“For city dwellers like us, our urban rivers provide a quick and accessible escape back to nature,” Thomsen said. “While it is true that many of our urban rivers, such as the Credit, have been almost irreversibly altered by man, they are still important places of refuge for plants and animals. To see herds of deer cross the path of your boat, or beavers fortifying their lodges before winter, or to hear threatened songbirds sing from the riverbank as you paddle by; to experience these things in the middle of the most populous region in the country is something quite special.”
Thomsen places a high value on the benefits that Toronto’s urban waterways have for wildlife and for recreation.
“When paddling through the valleys of these rivers — whether on 16-Mile Creek, Bronte Creek, the Rouge, Eramosa, the Grand… it is easy to forget where you are; it is easy to be consumed by the moment of simply being in nature. This is why these places are special,” Thomsen said.
McVie echoed his canoe partner’s statements about the convenience of paddling close to home.
“There’s something very appealing about being able to get out paddling and make it home in time for lunch,” McVie said. “Having access to a local river with fairly predictable conditions makes it easier to introduce new paddlers to the sport. It’s close to home so they’re not investing a ton of time, they can use our gear, and we can take them out with full confidence that we know what to expect and can make sure they have fun and learn plenty.”
Paddling Challenges and Opportunities for 2017

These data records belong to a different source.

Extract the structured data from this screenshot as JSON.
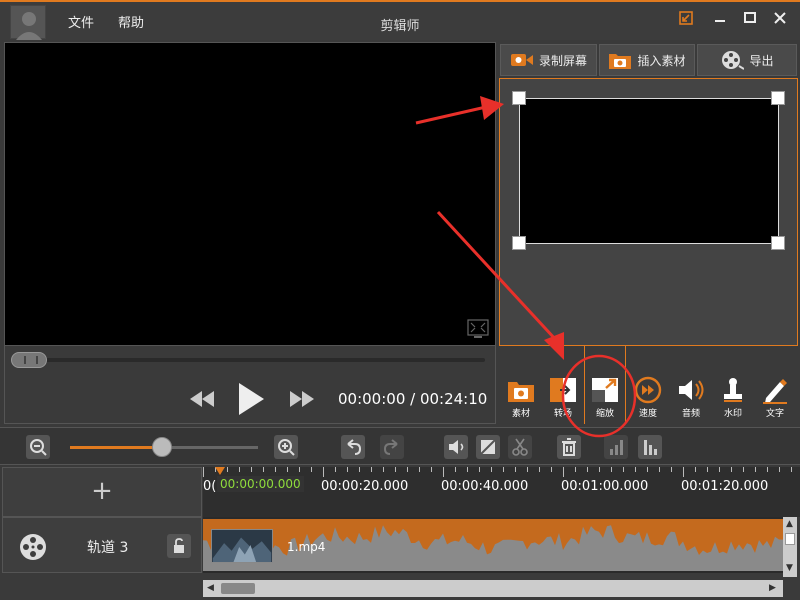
{
  "app": {
    "title": "剪辑师",
    "menu": [
      "文件",
      "帮助"
    ]
  },
  "window_controls": [
    "restore-down",
    "minimize",
    "maximize",
    "close"
  ],
  "player": {
    "time_readout": "00:00:00 / 00:24:10",
    "seek_progress": 0
  },
  "header_buttons": [
    {
      "label": "录制屏幕",
      "icon": "camera-record-icon"
    },
    {
      "label": "插入素材",
      "icon": "folder-camera-icon"
    },
    {
      "label": "导出",
      "icon": "film-reel-icon"
    }
  ],
  "tools": [
    {
      "label": "素材",
      "icon": "folder-camera-icon"
    },
    {
      "label": "转场",
      "icon": "transition-icon"
    },
    {
      "label": "缩放",
      "icon": "zoom-resize-icon",
      "selected": true
    },
    {
      "label": "速度",
      "icon": "speed-icon"
    },
    {
      "label": "音频",
      "icon": "speaker-icon"
    },
    {
      "label": "水印",
      "icon": "stamp-icon"
    },
    {
      "label": "文字",
      "icon": "pencil-icon"
    }
  ],
  "timeline": {
    "zoom_level": 0.49,
    "playhead_time": "00:00:00.000",
    "ruler_ticks": [
      "00:00:20.000",
      "00:00:40.000",
      "00:01:00.000",
      "00:01:20.000"
    ],
    "ruler_left_clip": "0(",
    "add_track": "+",
    "track": {
      "label": "轨道 3",
      "clip_name": "1.mp4"
    }
  },
  "colors": {
    "accent": "#e07a1f",
    "annotation_red": "#e8302a",
    "playhead_green": "#8fdc3c"
  }
}
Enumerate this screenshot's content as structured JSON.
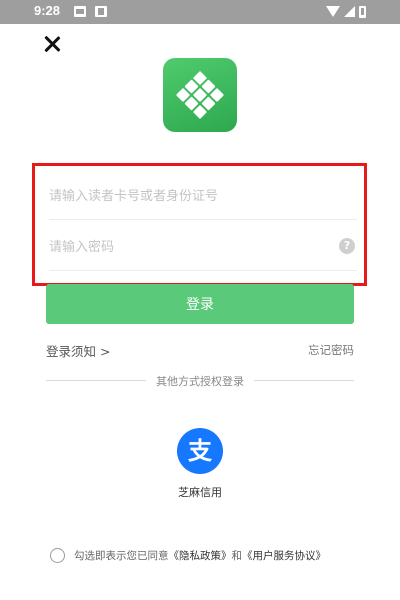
{
  "status_bar": {
    "time": "9:28",
    "icons": [
      "notification-icon",
      "photo-icon",
      "wifi-icon",
      "signal-icon",
      "battery-icon"
    ]
  },
  "header": {
    "close_icon": "close-icon"
  },
  "logo": {
    "icon": "app-logo-icon",
    "color": "#3cb95c"
  },
  "form": {
    "card_placeholder": "请输入读者卡号或者身份证号",
    "card_value": "",
    "password_placeholder": "请输入密码",
    "password_value": "",
    "help_glyph": "?",
    "highlight_color": "#e81919"
  },
  "login": {
    "button_label": "登录",
    "color": "#5bc97a"
  },
  "links": {
    "notice": "登录须知 >",
    "forgot_password": "忘记密码"
  },
  "third_party": {
    "divider_text": "其他方式授权登录",
    "provider_glyph": "支",
    "provider_label": "芝麻信用",
    "provider_color": "#1677ff"
  },
  "agreement": {
    "prefix": "勾选即表示您已同意",
    "privacy": "《隐私政策》",
    "and": "和",
    "terms": "《用户服务协议》",
    "checked": false
  }
}
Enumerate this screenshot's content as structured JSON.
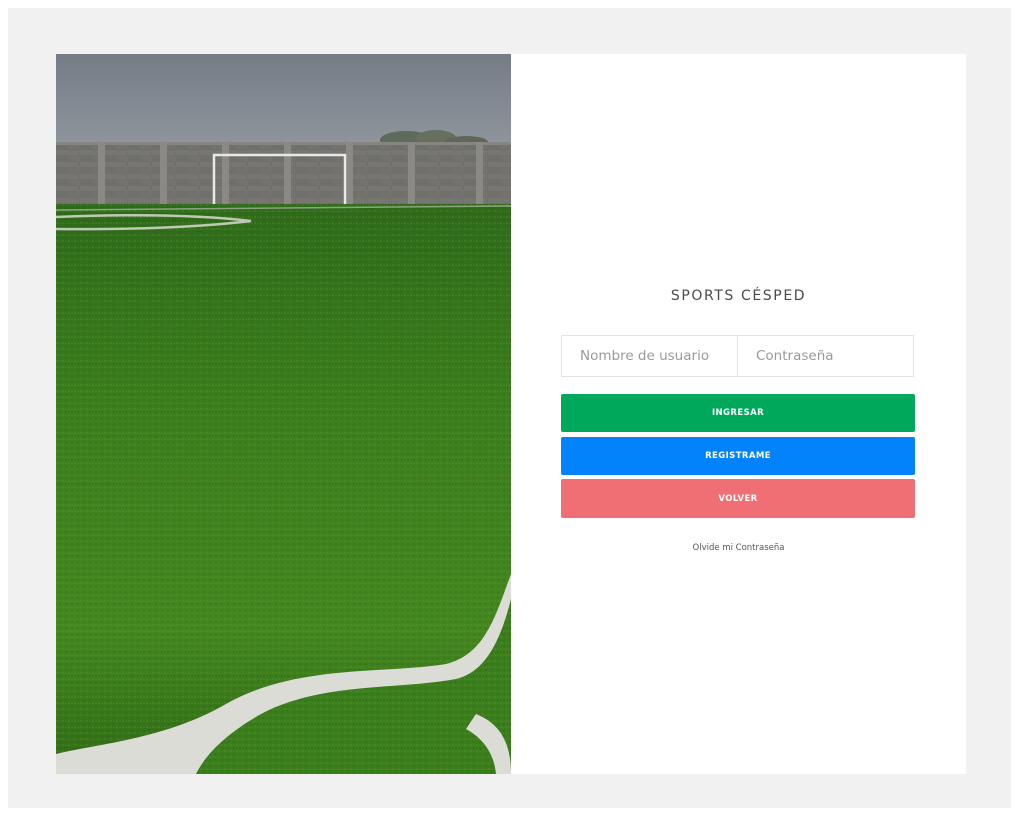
{
  "brand": {
    "title": "SPORTS CÉSPED"
  },
  "login_form": {
    "username_placeholder": "Nombre de usuario",
    "password_placeholder": "Contraseña",
    "login_label": "INGRESAR",
    "register_label": "REGISTRAME",
    "back_label": "VOLVER",
    "forgot_label": "Olvide mi Contraseña"
  },
  "colors": {
    "page_background": "#f1f1f1",
    "login_button": "#00a85c",
    "register_button": "#0283fb",
    "back_button": "#f06f75",
    "turf": "#3d7a1e"
  },
  "hero_image": {
    "subject": "artificial-turf-football-field"
  }
}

This spring, water levels on Lake Ontario were at their highest in 24 years. While this did create some challenges for local canoeists, it also created new opportunities for exploration that would not be possible at any other time.
Smaller creeks that wouldn’t normally be navigable have enough water to float through. We managed to get a couple kilometres up the Mimico Creek, usually a mere trickle, and happened upon a den of curious coyote pups right in between towering condo buildings.
Connecting with the Canadian Canoe Culture in the City
Whether you’re an experienced canoeist or total beginner, young or old, new to the city or a longtime resident, there are many ways to go paddling and connect with nature in the GTA. Just ask the locals!
There is a vibrant paddling community here. You can connect through Facebook groups, go on a tour, participate in an event or just visit a paddling store.